On the disappointing ride out to the beautiful Green Valley Ranch, I tried to see the positive side of being ahead for the round. At first things weren’t going so well. I lost on quarters and I was losing on dollars until my last hand when I lined up four 6’s. But it still wasn’t enough to quit because I was only even. Luckily, my next hand was three 7’s and I left with $10 profit.Moving onto the Strip, I picked up $20 at Mandalay Bay, $10 at Luxor, and $5 at the MGM Grand. But there was nothing out of the ordinary yet.
I had to work my way up to the $5 machine at the Aladdin, but I escaped with a $75 profit. Then, I was surprised to see my $625 disappear at Paris, considering all the good fortune I’ve had there in the past.
At Harrah’s, I would have left 10 minutes earlier had the BP machine been 8/5 instead of 7/5, but I still left with a $5 profit. No, that’s not much considering how long I played. But it’s a whole lot better than leaving minus another $625, is it not?I had another semi-struggle at the Flamingo before squeezing out a $15 win. I went over to the Venetian and easily collected $5 in quarters. My first””and only””real break on the Strip came when I decided to try Caesars Palace next instead of the Mirage.
Moments into the $5 machine I was dealt four Aces for $2,000. This was quite a bit different than the beating I took there not three weeks earlier during a pro session. My final play took place at the Mirage. Uneventful and so predictable, I left with a profit of $7.50.

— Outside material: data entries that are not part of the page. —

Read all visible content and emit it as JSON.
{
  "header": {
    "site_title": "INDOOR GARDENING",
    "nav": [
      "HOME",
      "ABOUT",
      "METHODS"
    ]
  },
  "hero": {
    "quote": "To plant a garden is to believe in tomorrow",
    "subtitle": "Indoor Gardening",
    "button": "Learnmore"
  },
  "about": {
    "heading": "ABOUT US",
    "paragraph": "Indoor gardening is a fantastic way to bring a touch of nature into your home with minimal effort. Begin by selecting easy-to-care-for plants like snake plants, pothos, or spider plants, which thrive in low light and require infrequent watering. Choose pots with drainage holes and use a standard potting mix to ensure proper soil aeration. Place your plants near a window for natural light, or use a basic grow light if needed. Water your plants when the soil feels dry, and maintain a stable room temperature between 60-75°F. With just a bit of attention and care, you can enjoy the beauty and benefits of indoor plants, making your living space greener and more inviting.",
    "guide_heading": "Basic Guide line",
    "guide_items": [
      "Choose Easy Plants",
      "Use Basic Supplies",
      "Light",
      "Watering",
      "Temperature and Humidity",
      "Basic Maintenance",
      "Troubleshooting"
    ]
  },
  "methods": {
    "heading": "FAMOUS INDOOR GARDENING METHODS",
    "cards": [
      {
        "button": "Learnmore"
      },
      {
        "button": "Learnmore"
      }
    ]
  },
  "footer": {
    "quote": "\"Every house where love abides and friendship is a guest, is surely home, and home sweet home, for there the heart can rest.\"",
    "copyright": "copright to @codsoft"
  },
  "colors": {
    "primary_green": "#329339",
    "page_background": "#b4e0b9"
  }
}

The bottom line? The local casinos contributed $561.25 for my efforts, and I collected $1,517.50 on the Strip. It’s obvious who won — I did.
And if you want to get technical, then the Strip casinos, with their inferior pay tables, fared better. But that’s not the real point here, since it can always go either way and everyone knows that.
This is the third time I’ve run through town like this successfully scooping up short-term profits nearly everywhere I go. If I can do this, so can you. Sure I had a couple of big winners, but I also lost twice — which was more than I expected. Besides, who’s to say that a 25Â¡ royal couldn’t happen on the dollar or even $5 machine next time around?
What about the game EV (expected value) differences? That turned out to be about as meaningless as my not getting double points at several local casinos because I didn’t use slot club cards. And guess what. I took the money home with me. Have you learned anything yet?